- _Assigned task_: Show each line of the data below in which "Servers" occurs.

+-------+

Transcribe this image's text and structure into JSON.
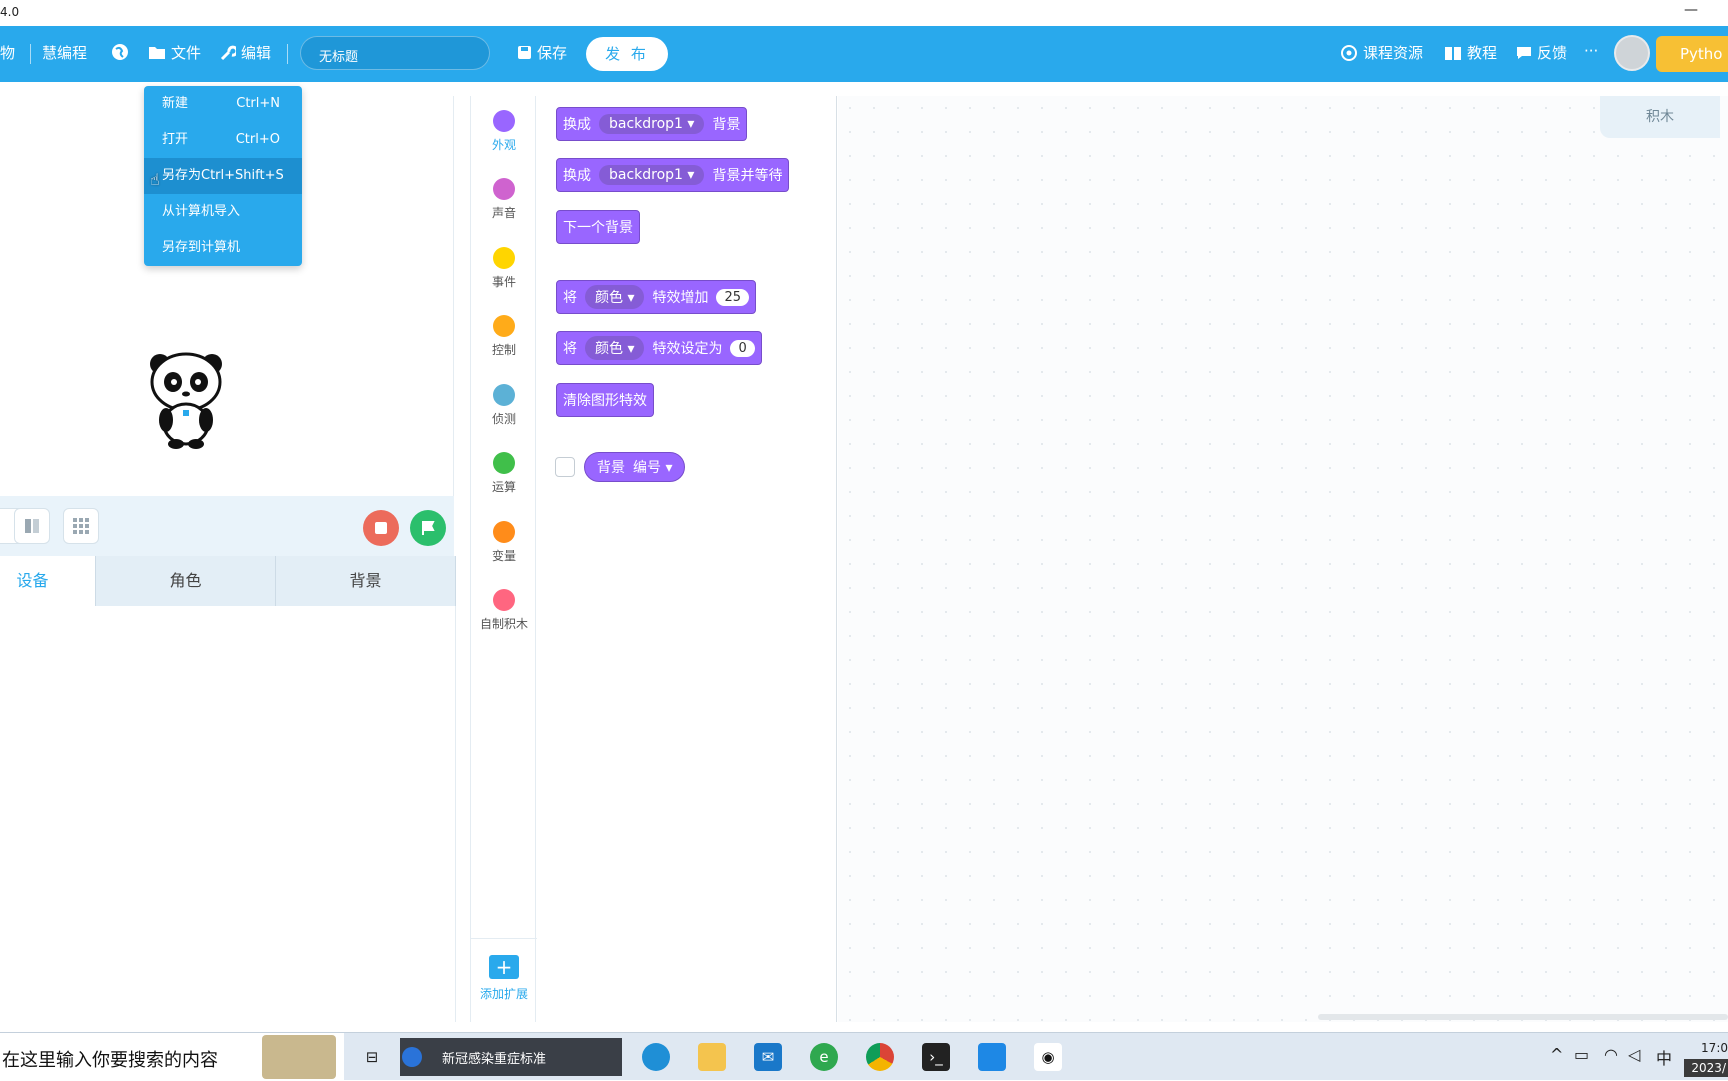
{
  "window": {
    "version_text": "4.0",
    "minimize": "—"
  },
  "topbar": {
    "brand1": "物",
    "brand2": "慧编程",
    "file": "文件",
    "edit": "编辑",
    "title_input": "无标题",
    "save": "保存",
    "publish": "发 布",
    "course": "课程资源",
    "tutorial": "教程",
    "feedback": "反馈",
    "more": "···",
    "python": "Pytho"
  },
  "file_menu": {
    "items": [
      {
        "label": "新建",
        "shortcut": "Ctrl+N"
      },
      {
        "label": "打开",
        "shortcut": "Ctrl+O"
      },
      {
        "label": "另存为Ctrl+Shift+S",
        "shortcut": ""
      },
      {
        "label": "从计算机导入",
        "shortcut": ""
      },
      {
        "label": "另存到计算机",
        "shortcut": ""
      }
    ],
    "highlighted_index": 2
  },
  "tabs": {
    "devices": "设备",
    "sprites": "角色",
    "backdrops": "背景"
  },
  "categories": [
    {
      "label": "外观",
      "color": "#9966ff"
    },
    {
      "label": "声音",
      "color": "#cf63cf"
    },
    {
      "label": "事件",
      "color": "#ffd500"
    },
    {
      "label": "控制",
      "color": "#ffab19"
    },
    {
      "label": "侦测",
      "color": "#5cb1d6"
    },
    {
      "label": "运算",
      "color": "#40bf4a"
    },
    {
      "label": "变量",
      "color": "#ff8c1a"
    },
    {
      "label": "自制积木",
      "color": "#ff6680"
    }
  ],
  "add_extension": "添加扩展",
  "blocks": {
    "b1": {
      "a": "换成",
      "dd": "backdrop1 ▾",
      "b": "背景"
    },
    "b2": {
      "a": "换成",
      "dd": "backdrop1 ▾",
      "b": "背景并等待"
    },
    "b3": {
      "a": "下一个背景"
    },
    "b4": {
      "a": "将",
      "dd": "颜色 ▾",
      "b": "特效增加",
      "num": "25"
    },
    "b5": {
      "a": "将",
      "dd": "颜色 ▾",
      "b": "特效设定为",
      "num": "0"
    },
    "b6": {
      "a": "清除图形特效"
    },
    "reporter": {
      "a": "背景",
      "dd": "编号 ▾"
    }
  },
  "workspace_tab": "积木",
  "taskbar": {
    "search": "在这里输入你要搜索的内容",
    "task_title": "新冠感染重症标准",
    "ime": "中",
    "time": "17:0",
    "date": "2023/"
  }
}
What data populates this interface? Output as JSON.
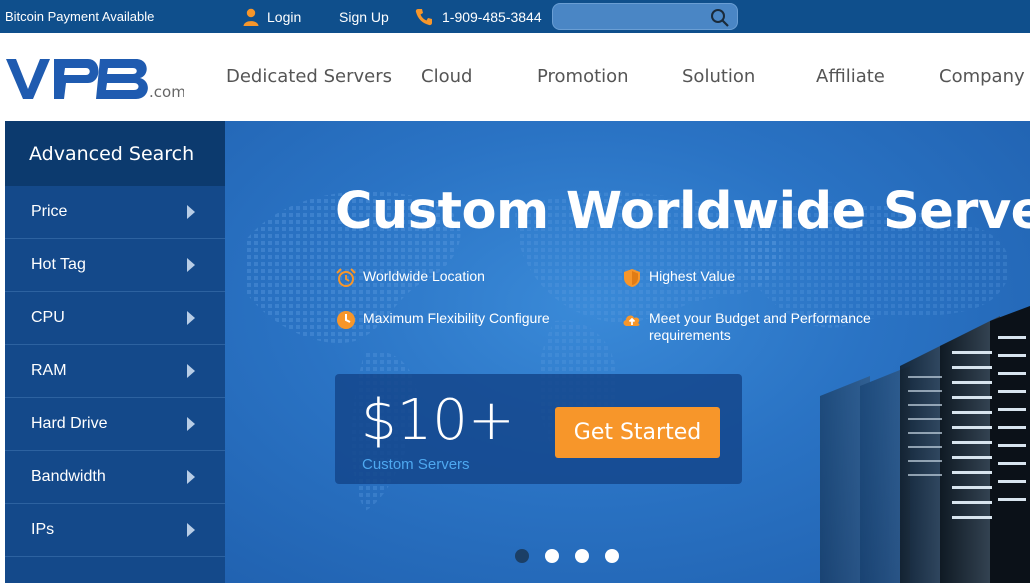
{
  "topbar": {
    "promo": "Bitcoin Payment Available",
    "login": "Login",
    "signup": "Sign Up",
    "phone": "1-909-485-3844",
    "search_placeholder": ""
  },
  "header": {
    "logo_text": "VPB",
    "logo_suffix": ".com",
    "nav": [
      "Dedicated Servers",
      "Cloud",
      "Promotion",
      "Solution",
      "Affiliate",
      "Company"
    ]
  },
  "sidebar": {
    "title": "Advanced Search",
    "items": [
      "Price",
      "Hot Tag",
      "CPU",
      "RAM",
      "Hard Drive",
      "Bandwidth",
      "IPs"
    ]
  },
  "hero": {
    "title": "Custom Worldwide Servers",
    "features": [
      "Worldwide Location",
      "Highest Value",
      "Maximum Flexibility Configure",
      "Meet your Budget and Performance requirements"
    ],
    "price": "$10+",
    "price_sub": "Custom Servers",
    "cta": "Get Started",
    "slides": 4,
    "active_slide": 1
  },
  "colors": {
    "topbar": "#0f4f8c",
    "sidebar": "#14498a",
    "hero": "#2a73c4",
    "cta": "#f7962a",
    "accent_icon": "#f7962a"
  }
}
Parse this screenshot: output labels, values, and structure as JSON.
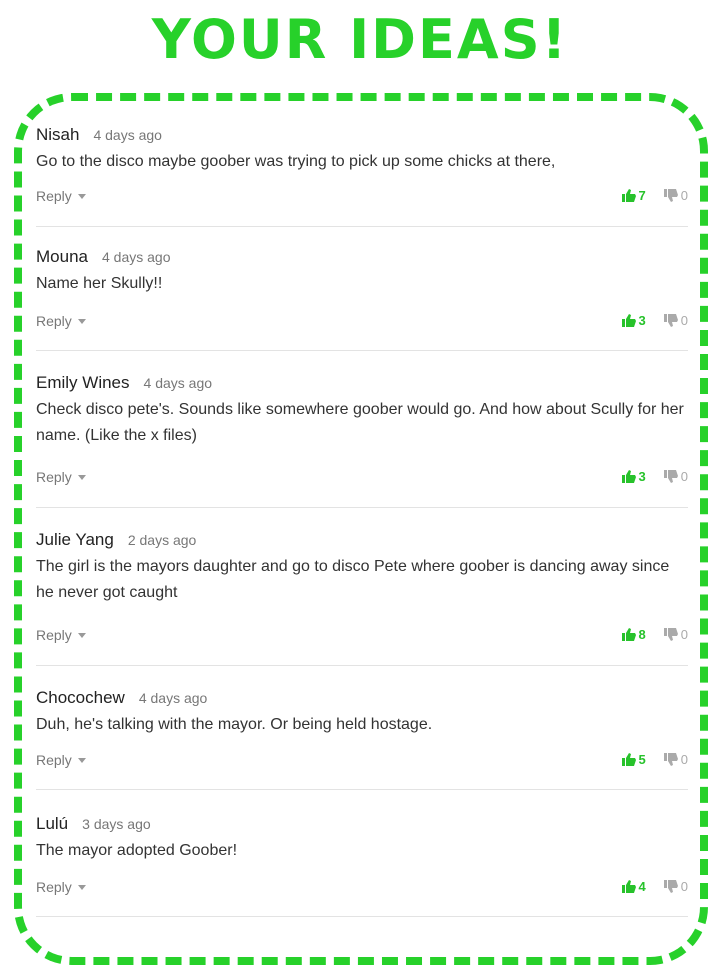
{
  "header": {
    "title": "YOUR IDEAS!"
  },
  "reply_label": "Reply",
  "colors": {
    "accent": "#27d12a",
    "upvote": "#27c22b",
    "downvote": "#aaaaaa"
  },
  "comments": [
    {
      "author": "Nisah",
      "time": "4 days ago",
      "text": "Go to the disco maybe goober was trying to pick up some chicks at there,",
      "up": "7",
      "down": "0"
    },
    {
      "author": "Mouna",
      "time": "4 days ago",
      "text": "Name her Skully!!",
      "up": "3",
      "down": "0"
    },
    {
      "author": "Emily Wines",
      "time": "4 days ago",
      "text": "Check disco pete's. Sounds like somewhere goober would go. And how about Scully for her name. (Like the x files)",
      "up": "3",
      "down": "0"
    },
    {
      "author": "Julie Yang",
      "time": "2 days ago",
      "text": "The girl is the mayors daughter and go to disco Pete where goober is dancing away since he never got caught",
      "up": "8",
      "down": "0"
    },
    {
      "author": "Chocochew",
      "time": "4 days ago",
      "text": "Duh, he's talking with the mayor. Or being held hostage.",
      "up": "5",
      "down": "0"
    },
    {
      "author": "Lulú",
      "time": "3 days ago",
      "text": "The mayor adopted Goober!",
      "up": "4",
      "down": "0"
    }
  ]
}
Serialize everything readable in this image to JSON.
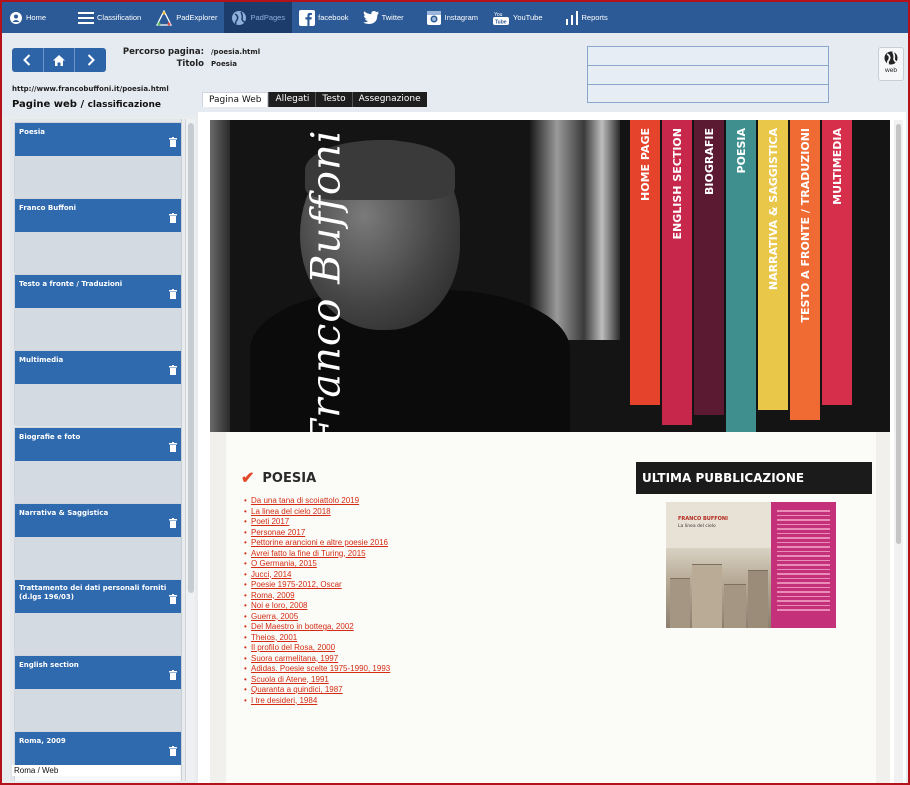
{
  "topbar": {
    "items": [
      {
        "label": "Home",
        "icon": "home-icon"
      },
      {
        "label": "Classification",
        "icon": "list-icon"
      },
      {
        "label": "PadExplorer",
        "icon": "explorer-icon"
      },
      {
        "label": "PadPages",
        "icon": "globe-icon",
        "active": true
      },
      {
        "label": "facebook",
        "icon": "facebook-icon"
      },
      {
        "label": "Twitter",
        "icon": "twitter-icon"
      },
      {
        "label": "Instagram",
        "icon": "instagram-icon"
      },
      {
        "label": "YouTube",
        "icon": "youtube-icon"
      },
      {
        "label": "Reports",
        "icon": "chart-icon"
      }
    ]
  },
  "header": {
    "percorso_label": "Percorso pagina:",
    "percorso_value": "/poesia.html",
    "titolo_label": "Titolo",
    "titolo_value": "Poesia",
    "url": "http://www.francobuffoni.it/poesia.html",
    "web_button": "web"
  },
  "sidebar": {
    "heading": "Pagine web",
    "heading_sep": " / ",
    "heading_sub": "classificazione",
    "cards": [
      "Poesia",
      "Franco Buffoni",
      "Testo a fronte / Traduzioni",
      "Multimedia",
      "Biografie e foto",
      "Narrativa & Saggistica",
      "Trattamento dei dati personali forniti (d.lgs 196/03)",
      "English section",
      "Roma, 2009"
    ],
    "footer": "Roma / Web"
  },
  "tabs": [
    "Pagina Web",
    "Allegati",
    "Testo",
    "Assegnazione"
  ],
  "site": {
    "signature": "Franco Buffoni",
    "menu": [
      {
        "label": "HOME PAGE",
        "color": "#e5432c"
      },
      {
        "label": "ENGLISH SECTION",
        "color": "#c6274a"
      },
      {
        "label": "BIOGRAFIE",
        "color": "#5c1a32"
      },
      {
        "label": "POESIA",
        "color": "#3f8f8e"
      },
      {
        "label": "NARRATIVA & SAGGISTICA",
        "color": "#e9c749"
      },
      {
        "label": "TESTO A FRONTE / TRADUZIONI",
        "color": "#ef6b33"
      },
      {
        "label": "MULTIMEDIA",
        "color": "#d52f4b"
      }
    ],
    "section_title": "POESIA",
    "poems": [
      "Da una tana di scoiattolo 2019",
      "La linea del cielo 2018",
      "Poeti 2017",
      "Personae 2017",
      "Pettorine arancioni e altre poesie 2016",
      "Avrei fatto la fine di Turing, 2015",
      "O Germania, 2015",
      "Jucci, 2014",
      "Poesie 1975-2012, Oscar",
      "Roma, 2009",
      "Noi e loro, 2008",
      "Guerra, 2005",
      "Del Maestro in bottega, 2002",
      "Theios, 2001",
      "Il profilo del Rosa, 2000",
      "Suora carmelitana, 1997",
      "Adidas. Poesie scelte 1975-1990, 1993",
      "Scuola di Atene, 1991",
      "Quaranta a quindici, 1987",
      "I tre desideri, 1984"
    ],
    "ultima_title": "ULTIMA PUBBLICAZIONE",
    "book_author": "FRANCO BUFFONI",
    "book_title": "La linea del cielo"
  }
}
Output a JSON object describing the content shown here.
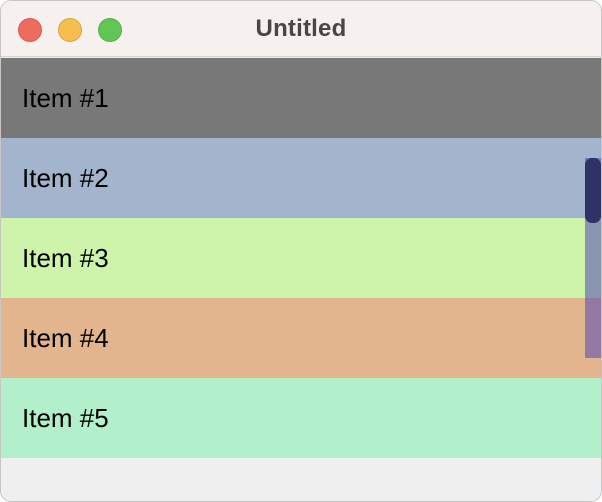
{
  "window": {
    "title": "Untitled",
    "controls": {
      "close_color": "#ef6b5f",
      "minimize_color": "#f6be4f",
      "zoom_color": "#62c554"
    }
  },
  "list": {
    "items": [
      {
        "label": "Item #1",
        "color": "#787878"
      },
      {
        "label": "Item #2",
        "color": "#a2b5cd"
      },
      {
        "label": "Item #3",
        "color": "#cef3ab"
      },
      {
        "label": "Item #4",
        "color": "#e3b58f"
      },
      {
        "label": "Item #5",
        "color": "#b2f0cc"
      }
    ]
  },
  "scrollbar": {
    "track_color": "#7f8fc4",
    "thumb_color": "#2e3266"
  }
}
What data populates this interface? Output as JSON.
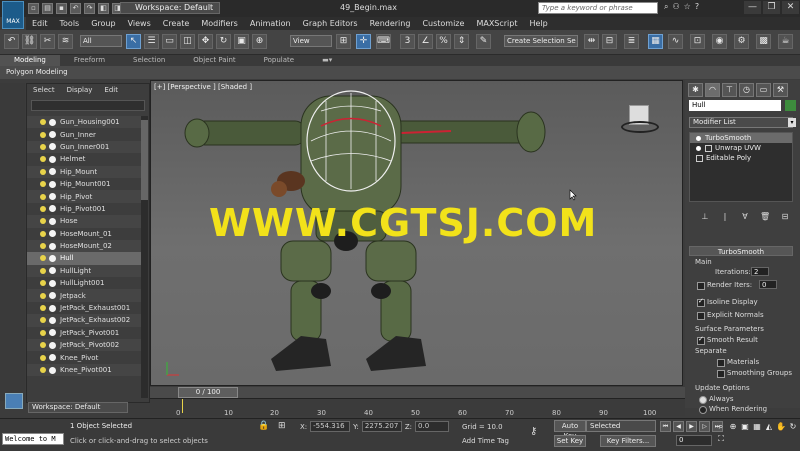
{
  "titlebar": {
    "logo_text": "MAX",
    "workspace": "Workspace: Default",
    "file_title": "49_Begin.max",
    "search_placeholder": "Type a keyword or phrase",
    "window_buttons": [
      "—",
      "❐",
      "✕"
    ]
  },
  "menu": [
    "Edit",
    "Tools",
    "Group",
    "Views",
    "Create",
    "Modifiers",
    "Animation",
    "Graph Editors",
    "Rendering",
    "Customize",
    "MAXScript",
    "Help"
  ],
  "toolbar": {
    "filter_dropdown": "All",
    "refcoord_dropdown": "View",
    "selection_set": "Create Selection Se"
  },
  "ribbon": {
    "tabs": [
      "Modeling",
      "Freeform",
      "Selection",
      "Object Paint",
      "Populate"
    ],
    "active_tab": "Modeling",
    "subpanel": "Polygon Modeling"
  },
  "explorer": {
    "menu": [
      "Select",
      "Display",
      "Edit"
    ],
    "items": [
      "Gun_Housing001",
      "Gun_Inner",
      "Gun_Inner001",
      "Helmet",
      "Hip_Mount",
      "Hip_Mount001",
      "Hip_Pivot",
      "Hip_Pivot001",
      "Hose",
      "HoseMount_01",
      "HoseMount_02",
      "Hull",
      "HullLight",
      "HullLight001",
      "Jetpack",
      "JetPack_Exhaust001",
      "JetPack_Exhaust002",
      "JetPack_Pivot001",
      "JetPack_Pivot002",
      "Knee_Pivot",
      "Knee_Pivot001"
    ],
    "selected": "Hull",
    "workspace_bottom": "Workspace: Default"
  },
  "viewport": {
    "label": "[+] [Perspective ] [Shaded ]",
    "watermark": "WWW.CGTSJ.COM"
  },
  "command_panel": {
    "object_name": "Hull",
    "modifier_list": "Modifier List",
    "stack": [
      "TurboSmooth",
      "Unwrap UVW",
      "Editable Poly"
    ],
    "rollout": {
      "title": "TurboSmooth",
      "main_group": "Main",
      "iterations_label": "Iterations:",
      "iterations_value": "2",
      "render_iters_label": "Render Iters:",
      "render_iters_value": "0",
      "isoline_label": "Isoline Display",
      "explicit_label": "Explicit Normals",
      "surface_group": "Surface Parameters",
      "smooth_result_label": "Smooth Result",
      "separate_label": "Separate",
      "materials_label": "Materials",
      "smoothing_groups_label": "Smoothing Groups",
      "update_group": "Update Options",
      "always_label": "Always",
      "when_rendering_label": "When Rendering"
    }
  },
  "timeline": {
    "slider_label": "0 / 100",
    "ticks": [
      "0",
      "10",
      "20",
      "30",
      "40",
      "50",
      "60",
      "70",
      "80",
      "90",
      "100"
    ]
  },
  "status": {
    "maxscript": "Welcome to M",
    "line1": "1 Object Selected",
    "line2": "Click or click-and-drag to select objects",
    "x_label": "X:",
    "x_value": "-554.316",
    "y_label": "Y:",
    "y_value": "2275.207",
    "z_label": "Z:",
    "z_value": "0.0",
    "grid": "Grid = 10.0",
    "add_time_tag": "Add Time Tag",
    "auto_key": "Auto Key",
    "set_key": "Set Key",
    "selected_dropdown": "Selected",
    "key_filters": "Key Filters...",
    "frame": "0"
  }
}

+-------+

- _Answer below_:
      "Dedicated Servers",
    "title": "Custom Worldwide Servers",
    "price_sub": "Custom Servers",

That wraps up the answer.